As most people expected, the Federal Reserve did cut interest rates in September, but that doesn't necessarily mean that mortgage rates are going down, too, since the two rates aren't inextricably tied together. That was made apparent back in 2003, when the Fed adjusted rates thirteen times in a six-month period--eight times down and five times up--without a noticeable effect on mortgage rates.
However, since consumers don't generally understand that, they tend to get suspicious of lenders when mortgage rates don't go down after a Fed rate cut. The simple fact is that mortgage rates fall and rise according to how investors feel about long-term inflation. If investors believe that inflation will be rising, mortgage rates rise in response.
According to Bankrate.com, the average fixed rate on a 30-year mortgage in mid-July was 6.82%. As of mid-September, the rate has dropped to 6.32%. It turns out that those numbers exactly mirror the half-point reduction the Fed just put into place, but it's still only a coincidence, because interest rates are really reacting to America's natural market forces.
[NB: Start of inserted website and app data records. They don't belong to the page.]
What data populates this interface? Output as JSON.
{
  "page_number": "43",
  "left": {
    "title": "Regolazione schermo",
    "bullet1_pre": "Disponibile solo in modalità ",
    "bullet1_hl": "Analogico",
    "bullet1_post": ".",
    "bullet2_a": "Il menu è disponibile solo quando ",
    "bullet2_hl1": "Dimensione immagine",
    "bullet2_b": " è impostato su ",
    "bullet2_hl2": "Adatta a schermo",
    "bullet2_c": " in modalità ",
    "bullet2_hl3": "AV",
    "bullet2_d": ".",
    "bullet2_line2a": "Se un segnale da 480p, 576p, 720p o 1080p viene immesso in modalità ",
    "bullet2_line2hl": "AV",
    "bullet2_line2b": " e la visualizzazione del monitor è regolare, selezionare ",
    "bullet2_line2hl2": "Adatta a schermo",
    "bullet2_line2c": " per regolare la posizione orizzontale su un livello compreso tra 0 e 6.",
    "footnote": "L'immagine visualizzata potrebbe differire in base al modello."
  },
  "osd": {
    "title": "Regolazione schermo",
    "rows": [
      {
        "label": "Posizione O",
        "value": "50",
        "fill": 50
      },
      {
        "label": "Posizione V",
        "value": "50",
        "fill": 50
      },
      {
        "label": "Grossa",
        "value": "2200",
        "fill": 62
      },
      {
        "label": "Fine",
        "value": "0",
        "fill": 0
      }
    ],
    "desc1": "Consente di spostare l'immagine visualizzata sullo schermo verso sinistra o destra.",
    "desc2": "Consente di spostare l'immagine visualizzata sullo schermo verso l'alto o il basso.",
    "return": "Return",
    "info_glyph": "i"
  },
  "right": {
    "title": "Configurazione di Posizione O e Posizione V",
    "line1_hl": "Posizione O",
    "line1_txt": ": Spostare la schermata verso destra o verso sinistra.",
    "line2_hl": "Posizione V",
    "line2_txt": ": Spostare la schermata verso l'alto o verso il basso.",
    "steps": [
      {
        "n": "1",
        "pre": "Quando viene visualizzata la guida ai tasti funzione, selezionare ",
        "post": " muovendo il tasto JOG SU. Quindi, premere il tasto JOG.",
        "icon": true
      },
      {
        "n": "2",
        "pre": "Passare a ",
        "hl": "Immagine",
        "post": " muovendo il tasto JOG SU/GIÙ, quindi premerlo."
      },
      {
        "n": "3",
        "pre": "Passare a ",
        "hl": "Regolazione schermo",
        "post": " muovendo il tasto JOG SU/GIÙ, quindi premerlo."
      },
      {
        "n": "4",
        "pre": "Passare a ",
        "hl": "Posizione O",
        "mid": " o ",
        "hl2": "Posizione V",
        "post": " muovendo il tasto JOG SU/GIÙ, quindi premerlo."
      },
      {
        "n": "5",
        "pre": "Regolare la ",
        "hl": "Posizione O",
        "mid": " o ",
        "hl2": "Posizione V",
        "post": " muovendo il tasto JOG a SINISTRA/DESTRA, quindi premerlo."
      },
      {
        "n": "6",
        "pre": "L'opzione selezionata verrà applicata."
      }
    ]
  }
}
When the Fed cuts rates, it's really reacting to declining consumer interest rates within the economy, and not the other way around, as most people believe.